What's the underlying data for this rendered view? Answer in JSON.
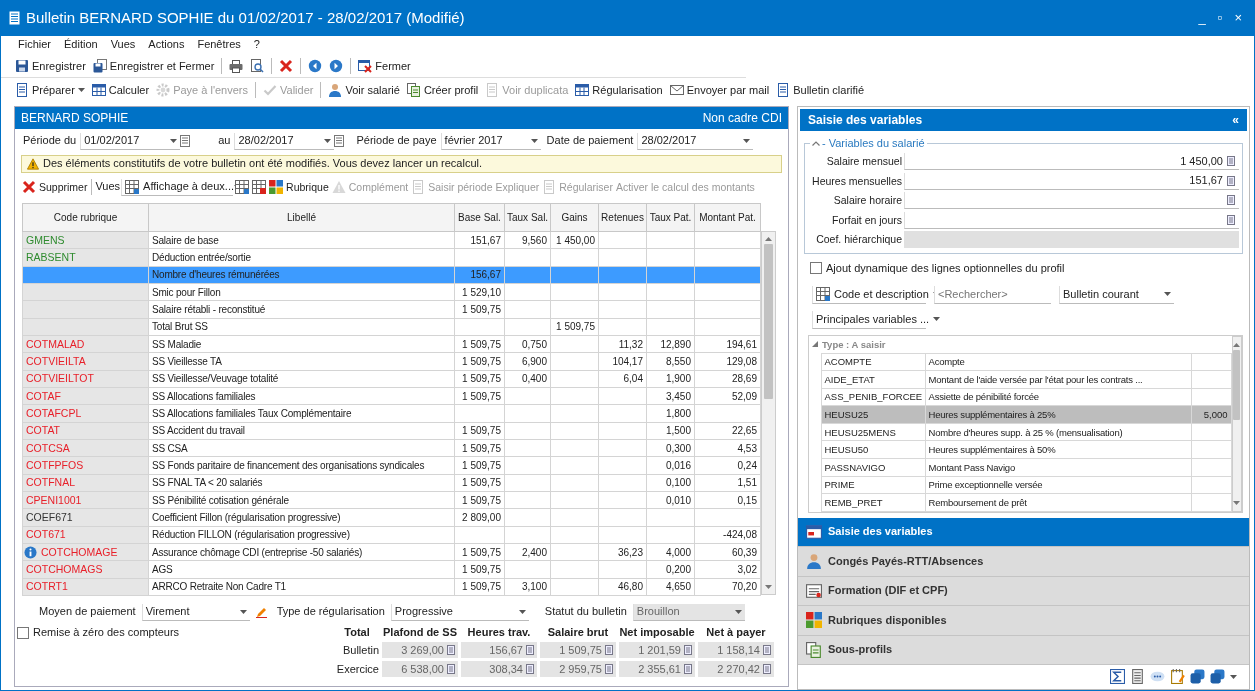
{
  "window": {
    "title": "Bulletin BERNARD SOPHIE du 01/02/2017 - 28/02/2017 (Modifié)",
    "controls": [
      "_",
      "▫",
      "×"
    ]
  },
  "menu": [
    "Fichier",
    "Édition",
    "Vues",
    "Actions",
    "Fenêtres",
    "?"
  ],
  "toolbar_main": [
    {
      "kind": "button",
      "label": "Enregistrer"
    },
    {
      "kind": "button",
      "label": "Enregistrer et Fermer"
    },
    {
      "kind": "separator"
    },
    {
      "kind": "icon"
    },
    {
      "kind": "icon"
    },
    {
      "kind": "separator"
    },
    {
      "kind": "icon"
    },
    {
      "kind": "separator"
    },
    {
      "kind": "icon"
    },
    {
      "kind": "icon"
    },
    {
      "kind": "separator"
    },
    {
      "kind": "button",
      "label": "Fermer"
    }
  ],
  "toolbar_actions": [
    {
      "kind": "dropdown",
      "label": "Préparer",
      "disabled": false
    },
    {
      "kind": "button",
      "label": "Calculer",
      "disabled": false
    },
    {
      "kind": "button",
      "label": "Paye à l'envers",
      "disabled": true
    },
    {
      "kind": "separator"
    },
    {
      "kind": "button",
      "label": "Valider",
      "disabled": true
    },
    {
      "kind": "separator"
    },
    {
      "kind": "button",
      "label": "Voir salarié",
      "disabled": false
    },
    {
      "kind": "button",
      "label": "Créer profil",
      "disabled": false
    },
    {
      "kind": "button",
      "label": "Voir duplicata",
      "disabled": true
    },
    {
      "kind": "button",
      "label": "Régularisation",
      "disabled": false
    },
    {
      "kind": "button",
      "label": "Envoyer par mail",
      "disabled": false
    },
    {
      "kind": "button",
      "label": "Bulletin clarifié",
      "disabled": false
    }
  ],
  "employee": {
    "name": "BERNARD SOPHIE",
    "contract": "Non cadre CDI"
  },
  "period": [
    {
      "kind": "date",
      "label": "Période du",
      "value": "01/02/2017"
    },
    {
      "kind": "date",
      "label": "au",
      "value": "28/02/2017"
    },
    {
      "kind": "select",
      "label": "Période de paye",
      "value": "février 2017"
    },
    {
      "kind": "select",
      "label": "Date de paiement",
      "value": "28/02/2017"
    }
  ],
  "warning": "Des éléments constitutifs de votre bulletin ont été modifiés. Vous devez lancer un recalcul.",
  "grid_toolbar": [
    {
      "kind": "button",
      "label": "Supprimer",
      "disabled": false
    },
    {
      "kind": "separator"
    },
    {
      "kind": "label",
      "label": "Vues"
    },
    {
      "kind": "select",
      "value": "Affichage à deux..."
    },
    {
      "kind": "icon",
      "disabled": false
    },
    {
      "kind": "icon",
      "disabled": false
    },
    {
      "kind": "button",
      "label": "Rubrique",
      "disabled": false
    },
    {
      "kind": "button",
      "label": "Complément",
      "disabled": true
    },
    {
      "kind": "button",
      "label": "Saisir période",
      "disabled": true
    },
    {
      "kind": "button",
      "label": "Expliquer",
      "disabled": true
    },
    {
      "kind": "button",
      "label": "Régulariser",
      "disabled": true
    },
    {
      "kind": "button",
      "label": "Activer le calcul des montants",
      "disabled": true
    }
  ],
  "table": {
    "columns": [
      "Code rubrique",
      "Libellé",
      "Base Sal.",
      "Taux Sal.",
      "Gains",
      "Retenues",
      "Taux Pat.",
      "Montant Pat."
    ],
    "rows": [
      {
        "code": "GMENS",
        "color": "#2e8b2e",
        "label": "Salaire de base",
        "base_sal": "151,67",
        "taux_sal": "9,560",
        "gains": "1 450,00",
        "selected": false,
        "info": false
      },
      {
        "code": "RABSENT",
        "color": "#2e8b2e",
        "label": "Déduction entrée/sortie",
        "selected": false,
        "info": false
      },
      {
        "label": "Nombre d'heures rémunérées",
        "base_sal": "156,67",
        "selected": true,
        "info": false
      },
      {
        "label": "Smic pour Fillon",
        "base_sal": "1 529,10",
        "selected": false,
        "info": false
      },
      {
        "label": "Salaire rétabli - reconstitué",
        "base_sal": "1 509,75",
        "selected": false,
        "info": false
      },
      {
        "label": "Total Brut SS",
        "gains": "1 509,75",
        "selected": false,
        "info": false
      },
      {
        "code": "COTMALAD",
        "color": "#e8202a",
        "label": "SS Maladie",
        "base_sal": "1 509,75",
        "taux_sal": "0,750",
        "retenues": "11,32",
        "taux_pat": "12,890",
        "montant_pat": "194,61",
        "selected": false,
        "info": false
      },
      {
        "code": "COTVIEILTA",
        "color": "#e8202a",
        "label": "SS Vieillesse TA",
        "base_sal": "1 509,75",
        "taux_sal": "6,900",
        "retenues": "104,17",
        "taux_pat": "8,550",
        "montant_pat": "129,08",
        "selected": false,
        "info": false
      },
      {
        "code": "COTVIEILTOT",
        "color": "#e8202a",
        "label": "SS Vieillesse/Veuvage totalité",
        "base_sal": "1 509,75",
        "taux_sal": "0,400",
        "retenues": "6,04",
        "taux_pat": "1,900",
        "montant_pat": "28,69",
        "selected": false,
        "info": false
      },
      {
        "code": "COTAF",
        "color": "#e8202a",
        "label": "SS Allocations familiales",
        "base_sal": "1 509,75",
        "taux_pat": "3,450",
        "montant_pat": "52,09",
        "selected": false,
        "info": false
      },
      {
        "code": "COTAFCPL",
        "color": "#e8202a",
        "label": "SS Allocations familiales Taux Complémentaire",
        "taux_pat": "1,800",
        "selected": false,
        "info": false
      },
      {
        "code": "COTAT",
        "color": "#e8202a",
        "label": "SS Accident du travail",
        "base_sal": "1 509,75",
        "taux_pat": "1,500",
        "montant_pat": "22,65",
        "selected": false,
        "info": false
      },
      {
        "code": "COTCSA",
        "color": "#e8202a",
        "label": "SS CSA",
        "base_sal": "1 509,75",
        "taux_pat": "0,300",
        "montant_pat": "4,53",
        "selected": false,
        "info": false
      },
      {
        "code": "COTFPFOS",
        "color": "#e8202a",
        "label": "SS Fonds paritaire de financement des organisations syndicales",
        "base_sal": "1 509,75",
        "taux_pat": "0,016",
        "montant_pat": "0,24",
        "selected": false,
        "info": false
      },
      {
        "code": "COTFNAL",
        "color": "#e8202a",
        "label": "SS FNAL TA < 20 salariés",
        "base_sal": "1 509,75",
        "taux_pat": "0,100",
        "montant_pat": "1,51",
        "selected": false,
        "info": false
      },
      {
        "code": "CPENI1001",
        "color": "#e8202a",
        "label": "SS Pénibilité cotisation générale",
        "base_sal": "1 509,75",
        "taux_pat": "0,010",
        "montant_pat": "0,15",
        "selected": false,
        "info": false
      },
      {
        "code": "COEF671",
        "color": "#333333",
        "label": "Coefficient Fillon (régularisation progressive)",
        "base_sal": "2 809,00",
        "selected": false,
        "info": false
      },
      {
        "code": "COT671",
        "color": "#e8202a",
        "label": "Réduction FILLON (régularisation progressive)",
        "montant_pat": "-424,08",
        "selected": false,
        "info": false
      },
      {
        "code": "COTCHOMAGE",
        "color": "#e8202a",
        "label": "Assurance chômage CDI (entreprise -50 salariés)",
        "base_sal": "1 509,75",
        "taux_sal": "2,400",
        "retenues": "36,23",
        "taux_pat": "4,000",
        "montant_pat": "60,39",
        "selected": false,
        "info": true
      },
      {
        "code": "COTCHOMAGS",
        "color": "#e8202a",
        "label": "AGS",
        "base_sal": "1 509,75",
        "taux_pat": "0,200",
        "montant_pat": "3,02",
        "selected": false,
        "info": false
      },
      {
        "code": "COTRT1",
        "color": "#e8202a",
        "label": "ARRCO Retraite Non Cadre T1",
        "base_sal": "1 509,75",
        "taux_sal": "3,100",
        "retenues": "46,80",
        "taux_pat": "4,650",
        "montant_pat": "70,20",
        "selected": false,
        "info": false
      }
    ]
  },
  "payment": [
    {
      "label": "Moyen de paiement",
      "value": "Virement",
      "disabled": false
    },
    {
      "label": "Type de régularisation",
      "value": "Progressive",
      "disabled": false
    },
    {
      "label": "Statut du bulletin",
      "value": "Brouillon",
      "disabled": true
    }
  ],
  "reset_counters": {
    "label": "Remise à zéro des compteurs",
    "checked": false
  },
  "totals": {
    "columns": [
      "Total",
      "Plafond de SS",
      "Heures trav.",
      "Salaire brut",
      "Net imposable",
      "Net à payer"
    ],
    "rows": [
      {
        "label": "Bulletin",
        "values": [
          "3 269,00",
          "156,67",
          "1 509,75",
          "1 201,59",
          "1 158,14"
        ]
      },
      {
        "label": "Exercice",
        "values": [
          "6 538,00",
          "308,34",
          "2 959,75",
          "2 355,61",
          "2 270,42"
        ]
      }
    ]
  },
  "side_panel": {
    "title": "Saisie des variables",
    "collapse": "«",
    "section": {
      "legend": "- Variables du salarié",
      "expanded": true,
      "fields": [
        {
          "label": "Salaire mensuel",
          "value": "1 450,00",
          "disabled": false
        },
        {
          "label": "Heures mensuelles",
          "value": "151,67",
          "disabled": false
        },
        {
          "label": "Salaire horaire",
          "disabled": false
        },
        {
          "label": "Forfait en jours",
          "disabled": false
        },
        {
          "label": "Coef. hiérarchique",
          "disabled": true
        }
      ]
    },
    "dynamic_lines": {
      "label": "Ajout dynamique des lignes optionnelles du profil",
      "checked": false
    },
    "filters": [
      {
        "kind": "select",
        "value": "Code et description"
      },
      {
        "kind": "search",
        "placeholder": "<Rechercher>"
      },
      {
        "kind": "select",
        "value": "Bulletin courant"
      },
      {
        "kind": "select",
        "value": "Principales variables ..."
      }
    ],
    "variables": {
      "group": "Type : A saisir",
      "expanded": true,
      "rows": [
        {
          "code": "ACOMPTE",
          "label": "Acompte",
          "selected": false
        },
        {
          "code": "AIDE_ETAT",
          "label": "Montant de l'aide versée par l'état pour les contrats ...",
          "selected": false
        },
        {
          "code": "ASS_PENIB_FORCEE",
          "label": "Assiette de pénibilité forcée",
          "selected": false
        },
        {
          "code": "HEUSU25",
          "label": "Heures supplémentaires à 25%",
          "value": "5,000",
          "selected": true
        },
        {
          "code": "HEUSU25MENS",
          "label": "Nombre d'heures supp. à 25 % (mensualisation)",
          "selected": false
        },
        {
          "code": "HEUSU50",
          "label": "Heures supplémentaires à 50%",
          "selected": false
        },
        {
          "code": "PASSNAVIGO",
          "label": "Montant Pass Navigo",
          "selected": false
        },
        {
          "code": "PRIME",
          "label": "Prime exceptionnelle versée",
          "selected": false
        },
        {
          "code": "REMB_PRET",
          "label": "Remboursement de prêt",
          "selected": false
        }
      ]
    },
    "accordion": [
      {
        "label": "Saisie des variables",
        "selected": true
      },
      {
        "label": "Congés Payés-RTT/Absences",
        "selected": false
      },
      {
        "label": "Formation (DIF et CPF)",
        "selected": false
      },
      {
        "label": "Rubriques disponibles",
        "selected": false
      },
      {
        "label": "Sous-profils",
        "selected": false
      }
    ]
  }
}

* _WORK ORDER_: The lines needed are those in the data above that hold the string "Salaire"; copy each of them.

* _SOLUTION_:
        "label": "Salaire de base",
        "label": "Salaire rétabli - reconstitué",
      "Salaire brut",
          "label": "Salaire mensuel",
          "label": "Salaire horaire",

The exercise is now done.